NEWARK -- Although a New Jersey jury spared Merck & Co. a double hit to the pocketbook, analysts are concerned that its negative findings on the marketing of Vioxx could continue to hurt the company as it defends itself against almost 10,000 lawsuits filed by users of the now-pulled arthritis drug.
Merck's Achilles' heel appears to be judgments that it failed to warn that Vioxx could cause heart attacks, lawyers and analysts said yesterday, a day after the jury gave a split verdict to two longtime Vioxx users who survived heart attacks.
However, Alan Klein, a lawyer who has defended another drug maker, said the outcome validated Merck's strategy of handling the litigation case by case, rather than settling, and would prompt some people to drop their lawsuits.
''You have to be very careful as a defendant not to be writing checks left and right," said Klein, who represented Interneuron in one of the first cases involving the diet drug known as fen-phen. ''My own view is that a lot of the Vioxx claims are meritless."
But Barbara Ryan, an analyst at Deutsche Bank North America, said with only a handful of Vioxx verdicts to date, it's too early to draw firm conclusions.
''This is a marathon, and we're sitting here analyzing the first few steps.
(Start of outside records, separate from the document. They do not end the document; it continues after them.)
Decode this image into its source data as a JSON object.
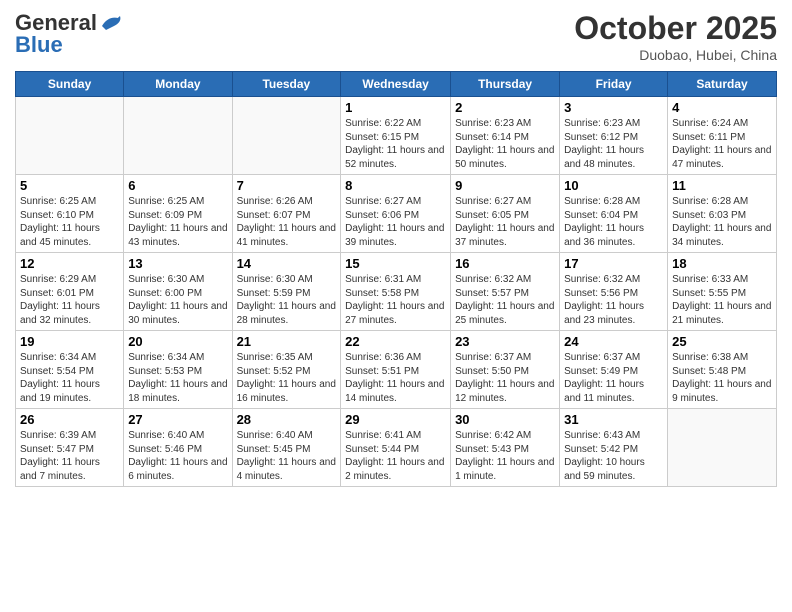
{
  "header": {
    "logo_line1": "General",
    "logo_line2": "Blue",
    "month": "October 2025",
    "location": "Duobao, Hubei, China"
  },
  "days_of_week": [
    "Sunday",
    "Monday",
    "Tuesday",
    "Wednesday",
    "Thursday",
    "Friday",
    "Saturday"
  ],
  "weeks": [
    [
      {
        "date": "",
        "text": ""
      },
      {
        "date": "",
        "text": ""
      },
      {
        "date": "",
        "text": ""
      },
      {
        "date": "1",
        "text": "Sunrise: 6:22 AM\nSunset: 6:15 PM\nDaylight: 11 hours and 52 minutes."
      },
      {
        "date": "2",
        "text": "Sunrise: 6:23 AM\nSunset: 6:14 PM\nDaylight: 11 hours and 50 minutes."
      },
      {
        "date": "3",
        "text": "Sunrise: 6:23 AM\nSunset: 6:12 PM\nDaylight: 11 hours and 48 minutes."
      },
      {
        "date": "4",
        "text": "Sunrise: 6:24 AM\nSunset: 6:11 PM\nDaylight: 11 hours and 47 minutes."
      }
    ],
    [
      {
        "date": "5",
        "text": "Sunrise: 6:25 AM\nSunset: 6:10 PM\nDaylight: 11 hours and 45 minutes."
      },
      {
        "date": "6",
        "text": "Sunrise: 6:25 AM\nSunset: 6:09 PM\nDaylight: 11 hours and 43 minutes."
      },
      {
        "date": "7",
        "text": "Sunrise: 6:26 AM\nSunset: 6:07 PM\nDaylight: 11 hours and 41 minutes."
      },
      {
        "date": "8",
        "text": "Sunrise: 6:27 AM\nSunset: 6:06 PM\nDaylight: 11 hours and 39 minutes."
      },
      {
        "date": "9",
        "text": "Sunrise: 6:27 AM\nSunset: 6:05 PM\nDaylight: 11 hours and 37 minutes."
      },
      {
        "date": "10",
        "text": "Sunrise: 6:28 AM\nSunset: 6:04 PM\nDaylight: 11 hours and 36 minutes."
      },
      {
        "date": "11",
        "text": "Sunrise: 6:28 AM\nSunset: 6:03 PM\nDaylight: 11 hours and 34 minutes."
      }
    ],
    [
      {
        "date": "12",
        "text": "Sunrise: 6:29 AM\nSunset: 6:01 PM\nDaylight: 11 hours and 32 minutes."
      },
      {
        "date": "13",
        "text": "Sunrise: 6:30 AM\nSunset: 6:00 PM\nDaylight: 11 hours and 30 minutes."
      },
      {
        "date": "14",
        "text": "Sunrise: 6:30 AM\nSunset: 5:59 PM\nDaylight: 11 hours and 28 minutes."
      },
      {
        "date": "15",
        "text": "Sunrise: 6:31 AM\nSunset: 5:58 PM\nDaylight: 11 hours and 27 minutes."
      },
      {
        "date": "16",
        "text": "Sunrise: 6:32 AM\nSunset: 5:57 PM\nDaylight: 11 hours and 25 minutes."
      },
      {
        "date": "17",
        "text": "Sunrise: 6:32 AM\nSunset: 5:56 PM\nDaylight: 11 hours and 23 minutes."
      },
      {
        "date": "18",
        "text": "Sunrise: 6:33 AM\nSunset: 5:55 PM\nDaylight: 11 hours and 21 minutes."
      }
    ],
    [
      {
        "date": "19",
        "text": "Sunrise: 6:34 AM\nSunset: 5:54 PM\nDaylight: 11 hours and 19 minutes."
      },
      {
        "date": "20",
        "text": "Sunrise: 6:34 AM\nSunset: 5:53 PM\nDaylight: 11 hours and 18 minutes."
      },
      {
        "date": "21",
        "text": "Sunrise: 6:35 AM\nSunset: 5:52 PM\nDaylight: 11 hours and 16 minutes."
      },
      {
        "date": "22",
        "text": "Sunrise: 6:36 AM\nSunset: 5:51 PM\nDaylight: 11 hours and 14 minutes."
      },
      {
        "date": "23",
        "text": "Sunrise: 6:37 AM\nSunset: 5:50 PM\nDaylight: 11 hours and 12 minutes."
      },
      {
        "date": "24",
        "text": "Sunrise: 6:37 AM\nSunset: 5:49 PM\nDaylight: 11 hours and 11 minutes."
      },
      {
        "date": "25",
        "text": "Sunrise: 6:38 AM\nSunset: 5:48 PM\nDaylight: 11 hours and 9 minutes."
      }
    ],
    [
      {
        "date": "26",
        "text": "Sunrise: 6:39 AM\nSunset: 5:47 PM\nDaylight: 11 hours and 7 minutes."
      },
      {
        "date": "27",
        "text": "Sunrise: 6:40 AM\nSunset: 5:46 PM\nDaylight: 11 hours and 6 minutes."
      },
      {
        "date": "28",
        "text": "Sunrise: 6:40 AM\nSunset: 5:45 PM\nDaylight: 11 hours and 4 minutes."
      },
      {
        "date": "29",
        "text": "Sunrise: 6:41 AM\nSunset: 5:44 PM\nDaylight: 11 hours and 2 minutes."
      },
      {
        "date": "30",
        "text": "Sunrise: 6:42 AM\nSunset: 5:43 PM\nDaylight: 11 hours and 1 minute."
      },
      {
        "date": "31",
        "text": "Sunrise: 6:43 AM\nSunset: 5:42 PM\nDaylight: 10 hours and 59 minutes."
      },
      {
        "date": "",
        "text": ""
      }
    ]
  ]
}
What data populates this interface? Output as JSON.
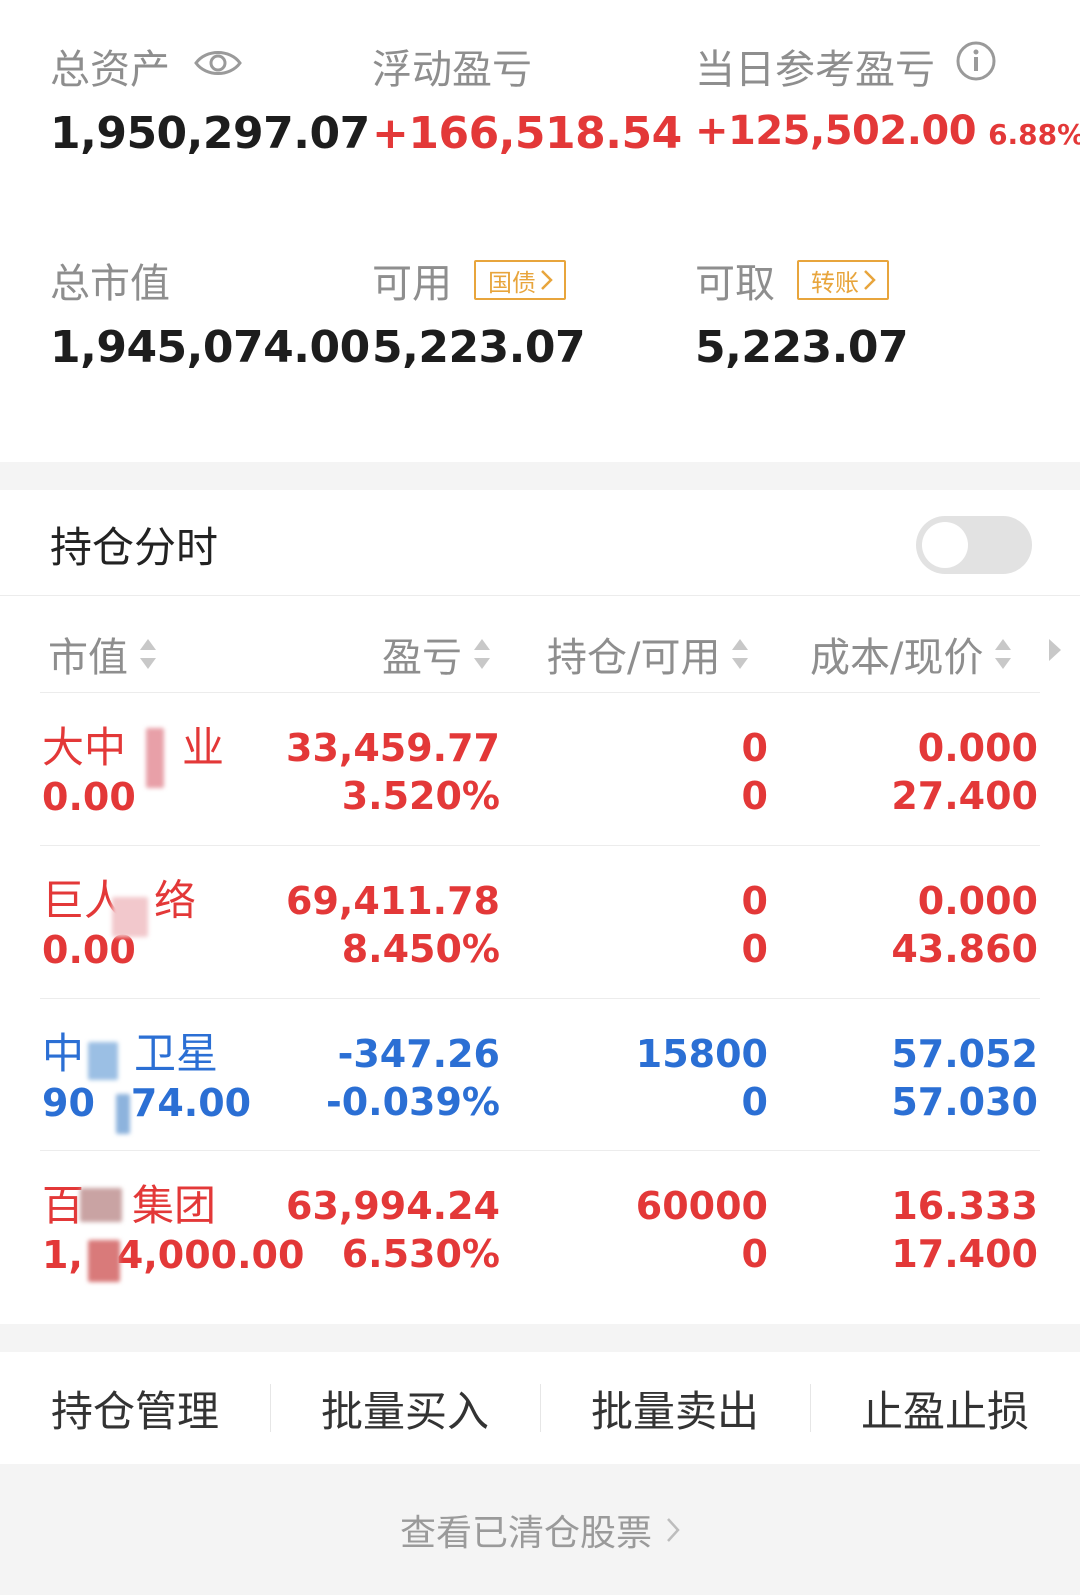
{
  "summary": {
    "total_assets": {
      "label": "总资产",
      "value": "1,950,297.07"
    },
    "floating_pl": {
      "label": "浮动盈亏",
      "value": "+166,518.54"
    },
    "daily_pl": {
      "label": "当日参考盈亏",
      "value": "+125,502.00",
      "percent": "6.88%"
    },
    "market_value": {
      "label": "总市值",
      "value": "1,945,074.00"
    },
    "available": {
      "label": "可用",
      "value": "5,223.07",
      "tag": "国债"
    },
    "withdrawable": {
      "label": "可取",
      "value": "5,223.07",
      "tag": "转账"
    }
  },
  "intraday": {
    "label": "持仓分时",
    "enabled": false
  },
  "table": {
    "headers": {
      "market_value": "市值",
      "pl": "盈亏",
      "hold": "持仓/可用",
      "cost": "成本/现价"
    },
    "rows": [
      {
        "name_a": "大中",
        "name_b": "业",
        "market_value": "0.00",
        "pl": "33,459.77",
        "pl_pct": "3.520%",
        "hold": "0",
        "avail": "0",
        "cost": "0.000",
        "price": "27.400",
        "color": "red"
      },
      {
        "name_a": "巨人",
        "name_b": "络",
        "market_value": "0.00",
        "pl": "69,411.78",
        "pl_pct": "8.450%",
        "hold": "0",
        "avail": "0",
        "cost": "0.000",
        "price": "43.860",
        "color": "red"
      },
      {
        "name_a": "中",
        "name_b": "卫星",
        "market_value_a": "90",
        "market_value_b": "74.00",
        "pl": "-347.26",
        "pl_pct": "-0.039%",
        "hold": "15800",
        "avail": "0",
        "cost": "57.052",
        "price": "57.030",
        "color": "blue"
      },
      {
        "name_a": "百",
        "name_b": "集团",
        "market_value_a": "1,",
        "market_value_b": "4,000.00",
        "pl": "63,994.24",
        "pl_pct": "6.530%",
        "hold": "60000",
        "avail": "0",
        "cost": "16.333",
        "price": "17.400",
        "color": "red"
      }
    ]
  },
  "actions": [
    "持仓管理",
    "批量买入",
    "批量卖出",
    "止盈止损"
  ],
  "footer": {
    "label": "查看已清仓股票"
  },
  "colors": {
    "up": "#e33838",
    "down": "#2b6fd4",
    "tag": "#e8a53c",
    "label": "#8e8e8e"
  }
}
I don't think it's going to tell you a lot," Ryan said. ''Each case will come out differently, even with the same facts."
The jury in Atlantic City overwhelmingly found Wednesday that Merck failed to warn the public about the risks of Vioxx and that the New Jersey-based company intentionally suppressed information linking the drug to cardiovascular problems.
But the jury found that Vioxx was a factor in the illness of just one of the users, John McDarby, 77, and awarded him $4.5 million in compensation.
The panel was considering additional awards for him yesterday.
The jury did not award significant damages to co-plaintiff Thomas Cona, 60.